Mazzocchi and the "pro-demagogue" elements. Mazzocchi got his
party based directly on the unions, just as he wanted; but he
also opened the convention up to the demagogues, who preach the
kind of politics Mazzocchi wants to impose on the workers.

     Thus, "Bulletin" gives a sharp critique of the Labor Party's
founding convention. The question this raises, though, is: Why is
"Bulletin" so critical of a "labor party based on the unions"?
Isn't this just what "Bulletin" itself advocated for many years?
Back in the 1980's "Bulletin" supporters were known as the
foremost "knights of the labor party." On any question, they
would say the solution is to build a labor party. Then it would
be pointed out to them that this means putting working class
politics into the hands of the labor bureaucrats. And for this
they had no answer (which doesn't mean, as those familiar with
them know, that they fell silent).

   This culminated, at the time of the Persian Gulf war, in
"Bulletin's" infamous demand that "the unions must vote" on the
question of war. Every other leftist or progressive group was
opposed to war and raising slogans like "no blood for oil." But
"Bulletin" stood out for not taking a position on this important
political issue; instead they called for the unions to vote on
the question. But who did they think was going to organize such a
vote?   Precisely the same stratum of labor bureaucrats who
organized the voting at the Labor Party's founding convention.
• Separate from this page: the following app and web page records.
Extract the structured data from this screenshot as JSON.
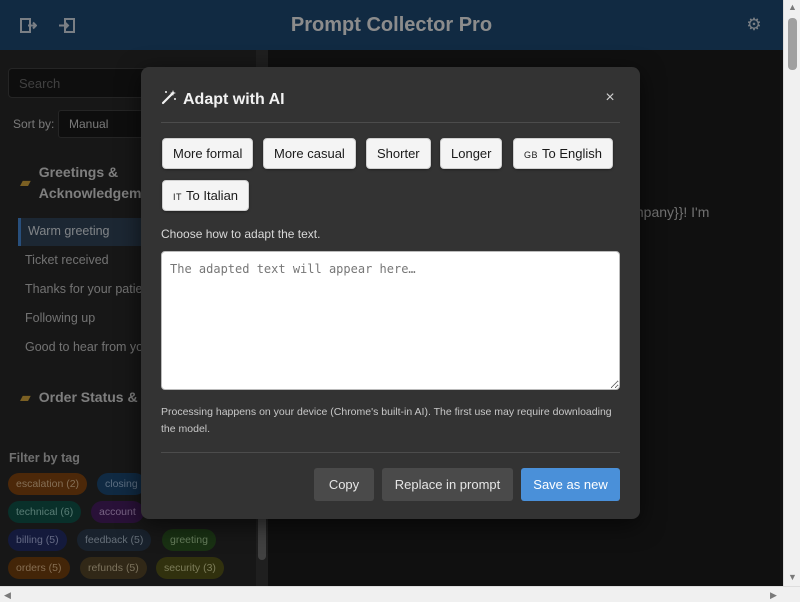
{
  "header": {
    "title": "Prompt Collector Pro"
  },
  "sidebar": {
    "search_placeholder": "Search",
    "sort_label": "Sort by:",
    "sort_value": "Manual",
    "groups": [
      {
        "label_line1": "Greetings &",
        "label_line2": "Acknowledgem"
      },
      {
        "label_line1": "Order Status &"
      }
    ],
    "items": [
      "Warm greeting",
      "Ticket received",
      "Thanks for your patie",
      "Following up",
      "Good to hear from yo"
    ],
    "filter_title": "Filter by tag",
    "tags": [
      {
        "label": "escalation (2)",
        "bg": "#8a4a12",
        "fg": "#f0c89a"
      },
      {
        "label": "closing",
        "bg": "#1e4d7a",
        "fg": "#a7c7ea"
      },
      {
        "label": "technical (6)",
        "bg": "#11584e",
        "fg": "#9fe0d2"
      },
      {
        "label": "account",
        "bg": "#4b1f66",
        "fg": "#d7b3ee"
      },
      {
        "label": "billing (5)",
        "bg": "#25306e",
        "fg": "#b6c0f0"
      },
      {
        "label": "feedback (5)",
        "bg": "#2e3e52",
        "fg": "#b8c9da"
      },
      {
        "label": "greeting",
        "bg": "#2f5a23",
        "fg": "#b9e3a6"
      },
      {
        "label": "orders (5)",
        "bg": "#7a4410",
        "fg": "#f2c694"
      },
      {
        "label": "refunds (5)",
        "bg": "#5a4a2a",
        "fg": "#e0cfa8"
      },
      {
        "label": "security (3)",
        "bg": "#5a5a1a",
        "fg": "#e0e0a0"
      }
    ]
  },
  "main": {
    "preview_line1": "mpany}}! I'm"
  },
  "modal": {
    "title": "Adapt with AI",
    "close": "×",
    "options": [
      {
        "label": "More formal"
      },
      {
        "label": "More casual"
      },
      {
        "label": "Shorter"
      },
      {
        "label": "Longer"
      },
      {
        "flag": "GB",
        "label": "To English"
      },
      {
        "flag": "IT",
        "label": "To Italian"
      }
    ],
    "hint": "Choose how to adapt the text.",
    "result_placeholder": "The adapted text will appear here…",
    "note": "Processing happens on your device (Chrome's built-in AI). The first use may require downloading the model.",
    "buttons": {
      "copy": "Copy",
      "replace": "Replace in prompt",
      "save": "Save as new"
    }
  },
  "colors": {
    "header_bg": "#1f4e79",
    "accent": "#4a90d9",
    "modal_bg": "#333333"
  }
}
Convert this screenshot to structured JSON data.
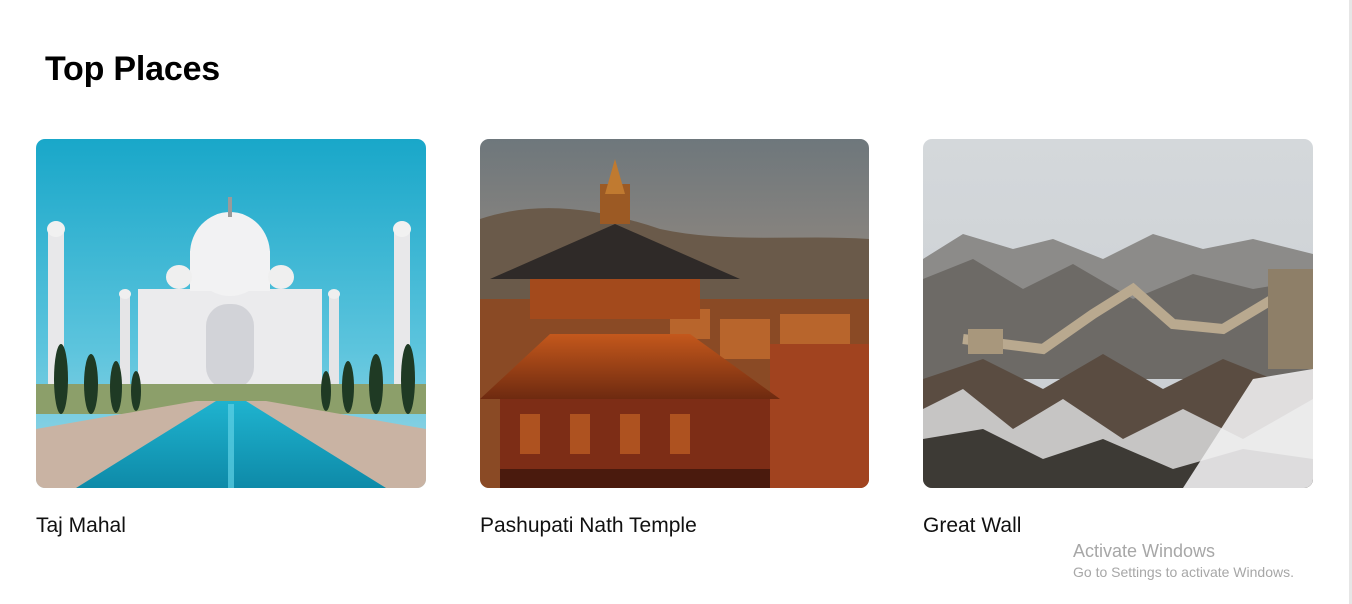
{
  "section": {
    "title": "Top Places"
  },
  "places": [
    {
      "name": "Taj Mahal"
    },
    {
      "name": "Pashupati Nath Temple"
    },
    {
      "name": "Great Wall"
    }
  ],
  "watermark": {
    "title": "Activate Windows",
    "subtitle": "Go to Settings to activate Windows."
  }
}
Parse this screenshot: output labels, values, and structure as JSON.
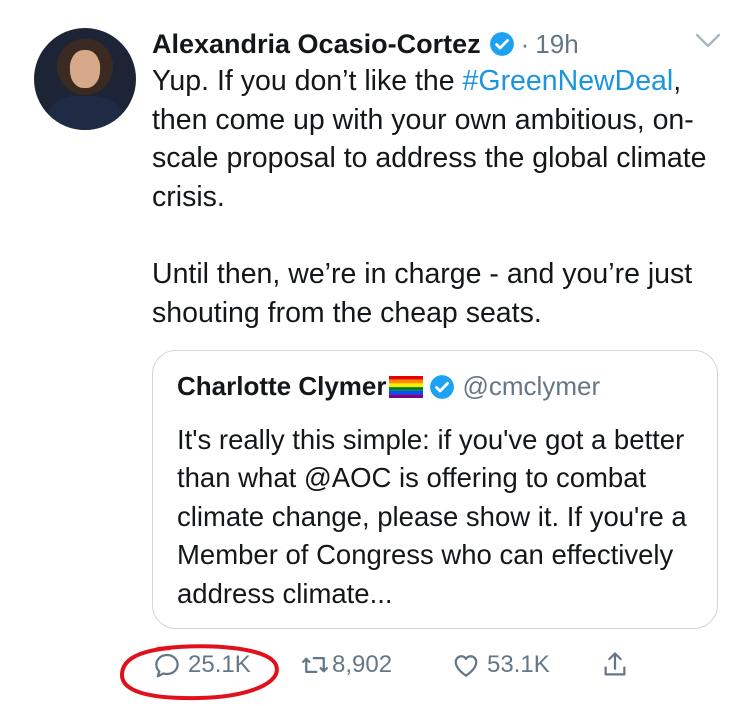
{
  "author": {
    "name": "Alexandria Ocasio-Cortez",
    "time": "19h",
    "separator": "·"
  },
  "tweet": {
    "line1": "Yup. If you don’t like the ",
    "hashtag": "#GreenNewDeal",
    "line2": ", then come up with your own ambitious, on-scale proposal to address the global climate crisis.\n\nUntil then, we’re in charge - and you’re just shouting from the cheap seats."
  },
  "quoted": {
    "name": "Charlotte Clymer",
    "handle": "@cmclymer",
    "text": "It's really this simple: if you've got a better than what @AOC is offering to combat climate change, please show it. If you're a Member of Congress who can effectively address climate..."
  },
  "actions": {
    "replies": "25.1K",
    "retweets": "8,902",
    "likes": "53.1K"
  },
  "colors": {
    "link": "#1b95e0",
    "verified": "#1da1f2",
    "muted": "#657786",
    "annotation": "#e0101c"
  },
  "icons": [
    "verified-badge-icon",
    "chevron-down-icon",
    "reply-icon",
    "retweet-icon",
    "like-icon",
    "share-icon",
    "rainbow-flag-icon"
  ]
}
   Perhaps "Bulletin" has changed. They say: "The Cleveland
convention demonstrated, as the Workers League and the Socialist
Equality Party have warned for several years, that it is
impossible to build a political alternative for the working class
based on the AFL-CIO." So perhaps, since the Gulf war, Bulletin
has become more critical of the labor bureaucrats. But then, in
the past as well "Bulletin" was quite critical of the
bureaucrats, at times. The Bulletin "method" was to combine naive
faith in the bureaucrats (calls for a labor party, etc.) with
hysterical denunciations of the bureaucrats when the latter did
not live up to their naive expectations.

   Perhaps, to some extent, this is just a sectarian difference.
In the last few years "Bulletin" has organized its own electoral
vehicle, the Socialist Equality Party. There may be some common
points between this organization and the Labor Party -- for
example, the Socialist Equality Party also calls for a minimum
wage of $10 an hour -- and Bulletin is no doubt anxious to
differentiate its formation from that of the union officials. In
any case, so far they have made a contribution in showing how the
bureaucrats organized their convention, and this now throws the
ball back into the court of LRNA, SA, and other "labor party"
supporters like "Spark": Can they really stomach such an
organization? <>

     --- from list ---